EXTRACTED RECORDS section start

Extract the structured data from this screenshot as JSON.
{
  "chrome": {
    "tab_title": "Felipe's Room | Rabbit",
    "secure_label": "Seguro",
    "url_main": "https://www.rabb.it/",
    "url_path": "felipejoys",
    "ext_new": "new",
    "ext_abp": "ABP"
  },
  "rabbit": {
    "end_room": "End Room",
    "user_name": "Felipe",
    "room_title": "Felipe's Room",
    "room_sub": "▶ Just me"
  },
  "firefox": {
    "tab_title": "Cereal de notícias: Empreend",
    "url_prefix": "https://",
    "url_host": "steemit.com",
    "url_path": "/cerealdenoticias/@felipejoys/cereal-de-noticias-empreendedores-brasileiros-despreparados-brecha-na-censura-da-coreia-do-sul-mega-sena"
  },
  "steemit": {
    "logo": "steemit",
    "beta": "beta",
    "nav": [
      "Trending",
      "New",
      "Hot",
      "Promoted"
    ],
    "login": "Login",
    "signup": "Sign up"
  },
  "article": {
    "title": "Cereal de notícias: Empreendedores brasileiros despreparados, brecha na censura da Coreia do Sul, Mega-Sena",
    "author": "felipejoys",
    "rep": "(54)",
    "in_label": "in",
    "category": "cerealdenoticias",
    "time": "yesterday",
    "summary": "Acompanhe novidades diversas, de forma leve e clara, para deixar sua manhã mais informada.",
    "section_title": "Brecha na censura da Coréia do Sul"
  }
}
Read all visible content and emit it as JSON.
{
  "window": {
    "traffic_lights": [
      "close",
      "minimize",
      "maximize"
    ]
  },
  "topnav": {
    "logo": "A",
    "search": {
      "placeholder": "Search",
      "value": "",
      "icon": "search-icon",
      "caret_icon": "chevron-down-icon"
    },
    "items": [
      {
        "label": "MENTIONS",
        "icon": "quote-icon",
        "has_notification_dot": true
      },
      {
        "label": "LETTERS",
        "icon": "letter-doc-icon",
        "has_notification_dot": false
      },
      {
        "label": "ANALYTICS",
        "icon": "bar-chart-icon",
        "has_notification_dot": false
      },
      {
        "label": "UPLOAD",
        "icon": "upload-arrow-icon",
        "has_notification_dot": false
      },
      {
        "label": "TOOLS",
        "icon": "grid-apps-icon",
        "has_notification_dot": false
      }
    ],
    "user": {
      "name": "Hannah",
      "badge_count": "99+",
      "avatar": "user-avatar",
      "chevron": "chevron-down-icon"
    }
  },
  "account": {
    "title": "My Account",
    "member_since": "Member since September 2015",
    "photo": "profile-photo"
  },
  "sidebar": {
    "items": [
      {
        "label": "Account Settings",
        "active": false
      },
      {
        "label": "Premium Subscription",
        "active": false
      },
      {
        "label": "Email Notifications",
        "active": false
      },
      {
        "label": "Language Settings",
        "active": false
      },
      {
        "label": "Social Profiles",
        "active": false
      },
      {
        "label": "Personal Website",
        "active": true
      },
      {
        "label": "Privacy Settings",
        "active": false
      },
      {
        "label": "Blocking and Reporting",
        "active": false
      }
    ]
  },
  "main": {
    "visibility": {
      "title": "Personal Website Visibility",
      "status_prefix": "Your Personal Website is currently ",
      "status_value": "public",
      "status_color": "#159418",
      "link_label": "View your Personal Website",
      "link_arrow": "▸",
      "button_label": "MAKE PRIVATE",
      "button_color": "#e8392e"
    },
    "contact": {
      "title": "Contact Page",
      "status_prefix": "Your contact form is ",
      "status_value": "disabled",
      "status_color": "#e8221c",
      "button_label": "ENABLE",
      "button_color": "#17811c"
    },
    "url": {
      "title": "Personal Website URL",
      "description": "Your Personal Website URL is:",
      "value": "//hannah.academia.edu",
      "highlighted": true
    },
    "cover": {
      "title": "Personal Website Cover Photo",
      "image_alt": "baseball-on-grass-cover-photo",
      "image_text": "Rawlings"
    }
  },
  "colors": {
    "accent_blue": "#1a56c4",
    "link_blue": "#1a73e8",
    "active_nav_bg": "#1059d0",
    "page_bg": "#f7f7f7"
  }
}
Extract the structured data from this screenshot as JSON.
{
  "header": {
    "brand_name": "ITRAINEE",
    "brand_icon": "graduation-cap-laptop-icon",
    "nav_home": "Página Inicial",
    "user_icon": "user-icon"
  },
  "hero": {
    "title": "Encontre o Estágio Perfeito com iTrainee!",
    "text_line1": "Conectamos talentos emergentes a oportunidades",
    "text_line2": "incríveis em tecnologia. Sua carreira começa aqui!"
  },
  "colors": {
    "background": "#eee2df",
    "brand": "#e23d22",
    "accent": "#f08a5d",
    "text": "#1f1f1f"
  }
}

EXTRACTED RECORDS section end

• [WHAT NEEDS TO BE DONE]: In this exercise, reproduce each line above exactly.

• [TASK OUTPUT]:
Extract the structured data from this screenshot as JSON.
{
  "chrome": {
    "tab_title": "Felipe's Room | Rabbit",
    "secure_label": "Seguro",
    "url_main": "https://www.rabb.it/",
    "url_path": "felipejoys",
    "ext_new": "new",
    "ext_abp": "ABP"
  },
  "rabbit": {
    "end_room": "End Room",
    "user_name": "Felipe",
    "room_title": "Felipe's Room",
    "room_sub": "▶ Just me"
  },
  "firefox": {
    "tab_title": "Cereal de notícias: Empreend",
    "url_prefix": "https://",
    "url_host": "steemit.com",
    "url_path": "/cerealdenoticias/@felipejoys/cereal-de-noticias-empreendedores-brasileiros-despreparados-brecha-na-censura-da-coreia-do-sul-mega-sena"
  },
  "steemit": {
    "logo": "steemit",
    "beta": "beta",
    "nav": [
      "Trending",
      "New",
      "Hot",
      "Promoted"
    ],
    "login": "Login",
    "signup": "Sign up"
  },
  "article": {
    "title": "Cereal de notícias: Empreendedores brasileiros despreparados, brecha na censura da Coreia do Sul, Mega-Sena",
    "author": "felipejoys",
    "rep": "(54)",
    "in_label": "in",
    "category": "cerealdenoticias",
    "time": "yesterday",
    "summary": "Acompanhe novidades diversas, de forma leve e clara, para deixar sua manhã mais informada.",
    "section_title": "Brecha na censura da Coréia do Sul"
  }
}
Read all visible content and emit it as JSON.
{
  "window": {
    "traffic_lights": [
      "close",
      "minimize",
      "maximize"
    ]
  },
  "topnav": {
    "logo": "A",
    "search": {
      "placeholder": "Search",
      "value": "",
      "icon": "search-icon",
      "caret_icon": "chevron-down-icon"
    },
    "items": [
      {
        "label": "MENTIONS",
        "icon": "quote-icon",
        "has_notification_dot": true
      },
      {
        "label": "LETTERS",
        "icon": "letter-doc-icon",
        "has_notification_dot": false
      },
      {
        "label": "ANALYTICS",
        "icon": "bar-chart-icon",
        "has_notification_dot": false
      },
      {
        "label": "UPLOAD",
        "icon": "upload-arrow-icon",
        "has_notification_dot": false
      },
      {
        "label": "TOOLS",
        "icon": "grid-apps-icon",
        "has_notification_dot": false
      }
    ],
    "user": {
      "name": "Hannah",
      "badge_count": "99+",
      "avatar": "user-avatar",
      "chevron": "chevron-down-icon"
    }
  },
  "account": {
    "title": "My Account",
    "member_since": "Member since September 2015",
    "photo": "profile-photo"
  },
  "sidebar": {
    "items": [
      {
        "label": "Account Settings",
        "active": false
      },
      {
        "label": "Premium Subscription",
        "active": false
      },
      {
        "label": "Email Notifications",
        "active": false
      },
      {
        "label": "Language Settings",
        "active": false
      },
      {
        "label": "Social Profiles",
        "active": false
      },
      {
        "label": "Personal Website",
        "active": true
      },
      {
        "label": "Privacy Settings",
        "active": false
      },
      {
        "label": "Blocking and Reporting",
        "active": false
      }
    ]
  },
  "main": {
    "visibility": {
      "title": "Personal Website Visibility",
      "status_prefix": "Your Personal Website is currently ",
      "status_value": "public",
      "status_color": "#159418",
      "link_label": "View your Personal Website",
      "link_arrow": "▸",
      "button_label": "MAKE PRIVATE",
      "button_color": "#e8392e"
    },
    "contact": {
      "title": "Contact Page",
      "status_prefix": "Your contact form is ",
      "status_value": "disabled",
      "status_color": "#e8221c",
      "button_label": "ENABLE",
      "button_color": "#17811c"
    },
    "url": {
      "title": "Personal Website URL",
      "description": "Your Personal Website URL is:",
      "value": "//hannah.academia.edu",
      "highlighted": true
    },
    "cover": {
      "title": "Personal Website Cover Photo",
      "image_alt": "baseball-on-grass-cover-photo",
      "image_text": "Rawlings"
    }
  },
  "colors": {
    "accent_blue": "#1a56c4",
    "link_blue": "#1a73e8",
    "active_nav_bg": "#1059d0",
    "page_bg": "#f7f7f7"
  }
}
Extract the structured data from this screenshot as JSON.
{
  "header": {
    "brand_name": "ITRAINEE",
    "brand_icon": "graduation-cap-laptop-icon",
    "nav_home": "Página Inicial",
    "user_icon": "user-icon"
  },
  "hero": {
    "title": "Encontre o Estágio Perfeito com iTrainee!",
    "text_line1": "Conectamos talentos emergentes a oportunidades",
    "text_line2": "incríveis em tecnologia. Sua carreira começa aqui!"
  },
  "colors": {
    "background": "#eee2df",
    "brand": "#e23d22",
    "accent": "#f08a5d",
    "text": "#1f1f1f"
  }
}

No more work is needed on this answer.